Copy each entry below exactly as it reads.

*** Record extracts

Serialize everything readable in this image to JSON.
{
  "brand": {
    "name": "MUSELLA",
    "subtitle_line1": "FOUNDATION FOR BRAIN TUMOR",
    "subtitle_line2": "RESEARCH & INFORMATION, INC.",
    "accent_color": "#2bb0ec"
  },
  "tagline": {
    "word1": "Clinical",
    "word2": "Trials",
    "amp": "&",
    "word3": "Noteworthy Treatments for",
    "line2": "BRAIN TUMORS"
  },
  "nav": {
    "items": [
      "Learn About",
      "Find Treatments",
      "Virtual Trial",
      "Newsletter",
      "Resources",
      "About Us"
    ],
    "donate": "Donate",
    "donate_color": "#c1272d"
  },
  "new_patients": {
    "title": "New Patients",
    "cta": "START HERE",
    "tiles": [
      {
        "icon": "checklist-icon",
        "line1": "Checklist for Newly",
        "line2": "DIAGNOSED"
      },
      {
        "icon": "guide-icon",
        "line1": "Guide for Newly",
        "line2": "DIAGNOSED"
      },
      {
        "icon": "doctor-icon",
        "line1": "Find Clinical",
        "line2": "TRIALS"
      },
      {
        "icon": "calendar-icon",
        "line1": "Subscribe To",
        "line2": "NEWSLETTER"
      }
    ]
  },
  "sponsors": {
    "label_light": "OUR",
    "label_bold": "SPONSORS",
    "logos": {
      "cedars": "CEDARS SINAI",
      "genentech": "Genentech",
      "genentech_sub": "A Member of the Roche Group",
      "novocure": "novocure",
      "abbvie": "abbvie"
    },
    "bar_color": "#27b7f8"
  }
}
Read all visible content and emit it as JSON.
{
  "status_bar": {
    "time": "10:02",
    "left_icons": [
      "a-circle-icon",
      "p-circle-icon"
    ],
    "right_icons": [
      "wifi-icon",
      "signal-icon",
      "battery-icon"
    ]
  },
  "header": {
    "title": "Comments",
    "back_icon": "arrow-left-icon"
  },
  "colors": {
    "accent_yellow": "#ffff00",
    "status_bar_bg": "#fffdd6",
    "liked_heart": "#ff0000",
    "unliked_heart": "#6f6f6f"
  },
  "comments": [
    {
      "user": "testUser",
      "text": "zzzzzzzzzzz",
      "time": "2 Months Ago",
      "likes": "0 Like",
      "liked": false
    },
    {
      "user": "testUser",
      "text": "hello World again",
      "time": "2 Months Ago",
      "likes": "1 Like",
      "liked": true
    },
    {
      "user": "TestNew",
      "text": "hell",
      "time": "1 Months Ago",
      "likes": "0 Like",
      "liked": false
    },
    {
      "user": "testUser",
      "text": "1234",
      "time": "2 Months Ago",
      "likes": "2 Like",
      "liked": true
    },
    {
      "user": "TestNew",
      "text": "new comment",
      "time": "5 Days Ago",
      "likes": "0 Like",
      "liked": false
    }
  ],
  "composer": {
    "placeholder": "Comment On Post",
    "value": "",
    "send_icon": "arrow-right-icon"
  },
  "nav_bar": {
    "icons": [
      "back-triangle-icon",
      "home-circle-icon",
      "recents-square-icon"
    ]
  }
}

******

Task result:
Serialize everything readable in this image to JSON.
{
  "brand": {
    "name": "MUSELLA",
    "subtitle_line1": "FOUNDATION FOR BRAIN TUMOR",
    "subtitle_line2": "RESEARCH & INFORMATION, INC.",
    "accent_color": "#2bb0ec"
  },
  "tagline": {
    "word1": "Clinical",
    "word2": "Trials",
    "amp": "&",
    "word3": "Noteworthy Treatments for",
    "line2": "BRAIN TUMORS"
  },
  "nav": {
    "items": [
      "Learn About",
      "Find Treatments",
      "Virtual Trial",
      "Newsletter",
      "Resources",
      "About Us"
    ],
    "donate": "Donate",
    "donate_color": "#c1272d"
  },
  "new_patients": {
    "title": "New Patients",
    "cta": "START HERE",
    "tiles": [
      {
        "icon": "checklist-icon",
        "line1": "Checklist for Newly",
        "line2": "DIAGNOSED"
      },
      {
        "icon": "guide-icon",
        "line1": "Guide for Newly",
        "line2": "DIAGNOSED"
      },
      {
        "icon": "doctor-icon",
        "line1": "Find Clinical",
        "line2": "TRIALS"
      },
      {
        "icon": "calendar-icon",
        "line1": "Subscribe To",
        "line2": "NEWSLETTER"
      }
    ]
  },
  "sponsors": {
    "label_light": "OUR",
    "label_bold": "SPONSORS",
    "logos": {
      "cedars": "CEDARS SINAI",
      "genentech": "Genentech",
      "genentech_sub": "A Member of the Roche Group",
      "novocure": "novocure",
      "abbvie": "abbvie"
    },
    "bar_color": "#27b7f8"
  }
}
Read all visible content and emit it as JSON.
{
  "status_bar": {
    "time": "10:02",
    "left_icons": [
      "a-circle-icon",
      "p-circle-icon"
    ],
    "right_icons": [
      "wifi-icon",
      "signal-icon",
      "battery-icon"
    ]
  },
  "header": {
    "title": "Comments",
    "back_icon": "arrow-left-icon"
  },
  "colors": {
    "accent_yellow": "#ffff00",
    "status_bar_bg": "#fffdd6",
    "liked_heart": "#ff0000",
    "unliked_heart": "#6f6f6f"
  },
  "comments": [
    {
      "user": "testUser",
      "text": "zzzzzzzzzzz",
      "time": "2 Months Ago",
      "likes": "0 Like",
      "liked": false
    },
    {
      "user": "testUser",
      "text": "hello World again",
      "time": "2 Months Ago",
      "likes": "1 Like",
      "liked": true
    },
    {
      "user": "TestNew",
      "text": "hell",
      "time": "1 Months Ago",
      "likes": "0 Like",
      "liked": false
    },
    {
      "user": "testUser",
      "text": "1234",
      "time": "2 Months Ago",
      "likes": "2 Like",
      "liked": true
    },
    {
      "user": "TestNew",
      "text": "new comment",
      "time": "5 Days Ago",
      "likes": "0 Like",
      "liked": false
    }
  ],
  "composer": {
    "placeholder": "Comment On Post",
    "value": "",
    "send_icon": "arrow-right-icon"
  },
  "nav_bar": {
    "icons": [
      "back-triangle-icon",
      "home-circle-icon",
      "recents-square-icon"
    ]
  }
}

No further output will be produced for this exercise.